This spirit of the real period of modernization, which was brought about by economic reform, has been very well presented in the book “Revolution and Its Past: Identities and Change in Modern Chinese History” by Schoppa, where China’s international showcase is highlighted in the year 2000, in the central Chinese coastal city of Hangzhou, which sponsored an International fair. The West Lake Millennial Exposition for the city’s most famous tourist attraction was designed to showcase the new China in its international contexts.
This was interestingly combined to portray China’s rise as an emerging power in the world. This is displayed using the platform of exposition and harmonious political and economic strides, which opened new frontiers for China in the 21st century. The exposition showcased the international context of China’s growing modernity. China is moving into the modern world with enormous speed to catch up with other merging economies and to challenge the western economies. In the 21st century, China is a significant player in the international market. They want to use their past mistakes intelligently to steer their future growth, which has immense potential.
China today is simultaneously the world’s largest start-up and the world’s largest turnaround. It is strongly leaning towards the capitalistic and westernized economy, but with a difference. It draws on a 2,000-year tradition, yet it is inhaling Western business know-how and technology, doing everything at the same time and for the first time. A Communist dictatorship was determined to practice its own form of capitalism. China has long perplexed foreign investors who find Chinese business practices opaque and contradictory. “One Billion Customers” focuses on personal stories, business deals, and the lessons learned by multinationals, Chinese and foreign entrepreneurs, state-owned enterprises, and government entities.
And because understanding China’s history is crucial to conducting business, McGregor chronicles how 200 years of foreign domination and duplicity continue to make China distrustful of outsiders and how those suspicions still influence its business practices. According to McGregor, “Long term mentoring is the single most effective technique for foreign companies to build an effective Chinese executive corps.” A sound network of business relations and involvement in a social network is very important to successful business relationships in China. While doing business, one should never put one’s business in apposition where one is dependent on one individual for access to government officials.
It is an essential destination for the foreign-funded enterprises who need to understand China’s culture, especially regarding the culture of Guangxi (relationship), so as to be able to gain the popularity and trust of China’s population. With a good relationship, a business can become smoother, and the probability of failure will be greatly reduced.
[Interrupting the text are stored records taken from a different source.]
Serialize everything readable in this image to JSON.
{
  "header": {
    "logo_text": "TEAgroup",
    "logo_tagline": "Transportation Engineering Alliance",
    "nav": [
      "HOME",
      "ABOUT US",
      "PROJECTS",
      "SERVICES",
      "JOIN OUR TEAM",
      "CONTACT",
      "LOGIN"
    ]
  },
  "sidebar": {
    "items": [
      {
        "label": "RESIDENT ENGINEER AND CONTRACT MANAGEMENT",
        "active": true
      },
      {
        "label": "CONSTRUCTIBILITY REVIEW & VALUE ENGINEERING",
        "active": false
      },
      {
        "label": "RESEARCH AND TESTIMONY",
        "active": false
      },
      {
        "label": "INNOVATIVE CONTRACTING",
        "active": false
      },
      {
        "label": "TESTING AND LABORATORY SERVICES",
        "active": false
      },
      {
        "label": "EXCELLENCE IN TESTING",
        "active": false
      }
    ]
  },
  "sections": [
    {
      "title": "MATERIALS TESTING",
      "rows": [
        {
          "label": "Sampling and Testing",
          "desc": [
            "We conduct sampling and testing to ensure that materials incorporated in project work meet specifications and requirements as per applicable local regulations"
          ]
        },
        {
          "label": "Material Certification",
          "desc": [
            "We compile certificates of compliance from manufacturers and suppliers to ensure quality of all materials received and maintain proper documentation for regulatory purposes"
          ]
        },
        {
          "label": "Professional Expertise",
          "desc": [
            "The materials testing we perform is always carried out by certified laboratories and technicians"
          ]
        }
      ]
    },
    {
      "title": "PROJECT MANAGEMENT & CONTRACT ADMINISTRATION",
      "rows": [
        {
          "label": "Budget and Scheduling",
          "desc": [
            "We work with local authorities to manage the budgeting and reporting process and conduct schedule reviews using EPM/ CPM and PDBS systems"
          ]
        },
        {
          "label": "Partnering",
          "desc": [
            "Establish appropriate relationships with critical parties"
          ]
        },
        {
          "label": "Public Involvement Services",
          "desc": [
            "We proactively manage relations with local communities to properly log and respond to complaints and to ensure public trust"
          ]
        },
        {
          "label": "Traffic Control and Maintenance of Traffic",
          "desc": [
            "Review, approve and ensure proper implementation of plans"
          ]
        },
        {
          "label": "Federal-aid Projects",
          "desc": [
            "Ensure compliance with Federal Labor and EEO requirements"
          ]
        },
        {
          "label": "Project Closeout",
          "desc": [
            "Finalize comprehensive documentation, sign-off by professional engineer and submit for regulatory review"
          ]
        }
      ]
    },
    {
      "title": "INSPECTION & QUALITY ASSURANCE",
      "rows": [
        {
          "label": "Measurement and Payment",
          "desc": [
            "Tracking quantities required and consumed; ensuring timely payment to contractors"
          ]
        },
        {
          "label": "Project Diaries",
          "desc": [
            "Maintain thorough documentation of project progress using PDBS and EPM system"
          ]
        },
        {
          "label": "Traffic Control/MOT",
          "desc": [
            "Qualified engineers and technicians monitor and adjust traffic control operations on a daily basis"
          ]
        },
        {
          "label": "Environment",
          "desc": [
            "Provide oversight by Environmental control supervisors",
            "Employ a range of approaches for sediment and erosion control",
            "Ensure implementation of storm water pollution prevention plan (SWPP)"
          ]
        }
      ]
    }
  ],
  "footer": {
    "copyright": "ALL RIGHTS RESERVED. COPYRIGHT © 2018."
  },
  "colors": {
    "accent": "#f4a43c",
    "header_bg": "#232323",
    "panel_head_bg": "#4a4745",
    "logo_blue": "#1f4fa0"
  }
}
Stronger bonds can also be built with the customers, suppliers, and partners.
The partnership is the key to a strong business relationship and understanding the cultural and social setup is important in understanding and fostering that relationship. Now the world has opened up to China, and understands China’s culture, and integrates its business strategy with success and commitment. The reform and open policy, since 1978, has most certainly been a push for success and secured a position on the world platform. China is one of the powerful and leading economies, which still is a mystery for foreign companies who are trying hard to merge with culture to understand the economy. The complexities of the culture, the historical phenomena, and the political revolutions have made China a unique and progressive country after the reform of Deng Xiaoping.